For the first time we have detected an increase in blood lactate production by quercetin, although more research is needed on this topic. No effects on exercise performance were found but this will need to be verified by further studies examining muscle physiology. Limitations and strengths The present study has several limitations that must be mentioned. First, the
present physiological results obtained in rats must be confirmed in human subjects after long-term quercetin ingestion, since our results cannot be extrapolated to the potential effects over months in trained human subjects. Also, there is a lack of evidence regarding how much quercetin must be supplemented for it to exert SB525334 its ergogenic effects, although Cyclosporin A order 25 mg/kg is thought to be a good start. In addition, the six-week protocol applied may be insufficient to observe any ergogenic effect, and in fact there are some parameters that started exhibiting a trend and might be significant after 8-13 weeks of treatment. Finally, the lower statistical power observed in most of our results suggests to be cautious in interpreting them, future research with larger samples are needed to draw definitive conclusions. On the other hand, this is the first research that has analyzed the effect of quercetin on both
sedentary and trained rats, hopefully paving the road for studies intended to find out if quercetin supplementation can enhance performance in trained athletes. Acknowledgements We are grateful to all the members who has collaborated developing the present study, especially people helping

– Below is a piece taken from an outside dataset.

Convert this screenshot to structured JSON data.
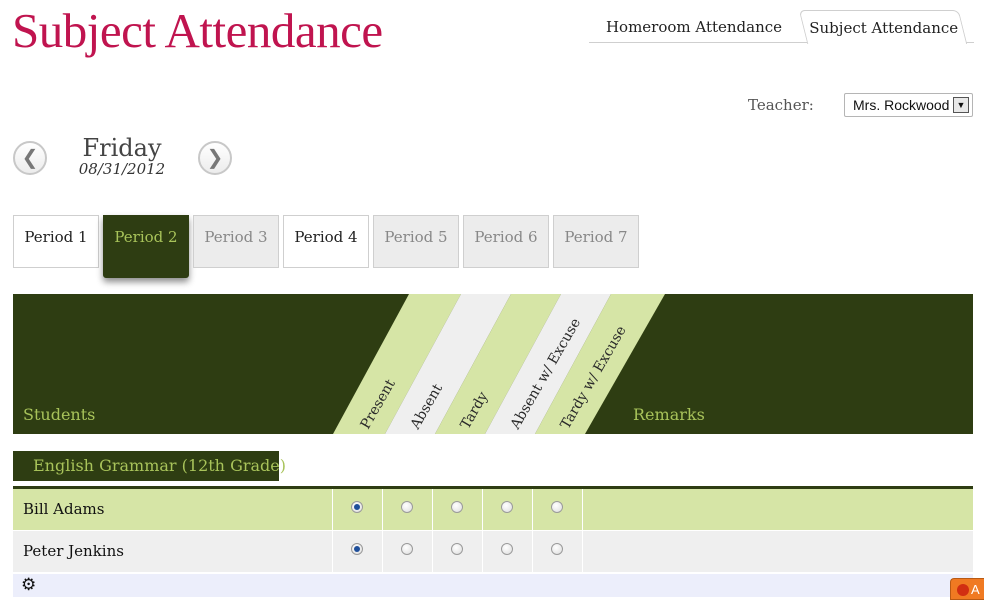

in the field-work and all Department of Physiology. Also the authors gratefully acknowledge Milagros Galisteo for their advices. References 1. Middleton Rolziracetam E, Kandaswami C, Theoharides TC: The effects of plant flavonoids on mammalian cells: implications for inflammation, heart disease, and cancer. Pharmacol Rev 2000, 52:673–751.PubMed 2. Manach C, Scalbert A, Morand C, Rémesy C, Jimenez L: Polyphenols: food sources and bioavailability. Am J Clin Nutr 2004, 79:727–747.PubMed 3. Hardwood M, Danielewska-Nikiel B, Borzelleca JF, Flamm GW, Lines TC: A critical review of the data related to the safety of quercetin and lack of evidence of in vivo toxicity, including lack of genotoxic/carcinogenic propierties. Food Chem www.selleckchem.com/products/Temsirolimus.html Toxicol 2007, 45:2179–2205.CrossRef 4. De Boer VC, Dihal AA, van der Woude H, Arts IC, Wolffram S, Alink GM, Rietjens IM, Keijer J, Hollman PC: Tissue distribution of quercetin in rats and pigs. J Nutr 2005, 135:1718–1725.PubMed 5. Azuma K, Ippoushi K, Terao J: Evaluation of tolerable levels of dietary quercetin for exerting its antioxidative effect in high cholesterol-fed rats. Food Chem Toxicol 2010, 48:1117–1122.PubMedCrossRef 6. Davis JM, Murphy EA, Carmichael MD, Davis B: Quercetin increases brain and muscle mitochondrial biogenesis and exercise tolerance. Am J Physiol Regul Integr Comp Physiol 2009, 296:R1071-R1077.PubMedCrossRef 7.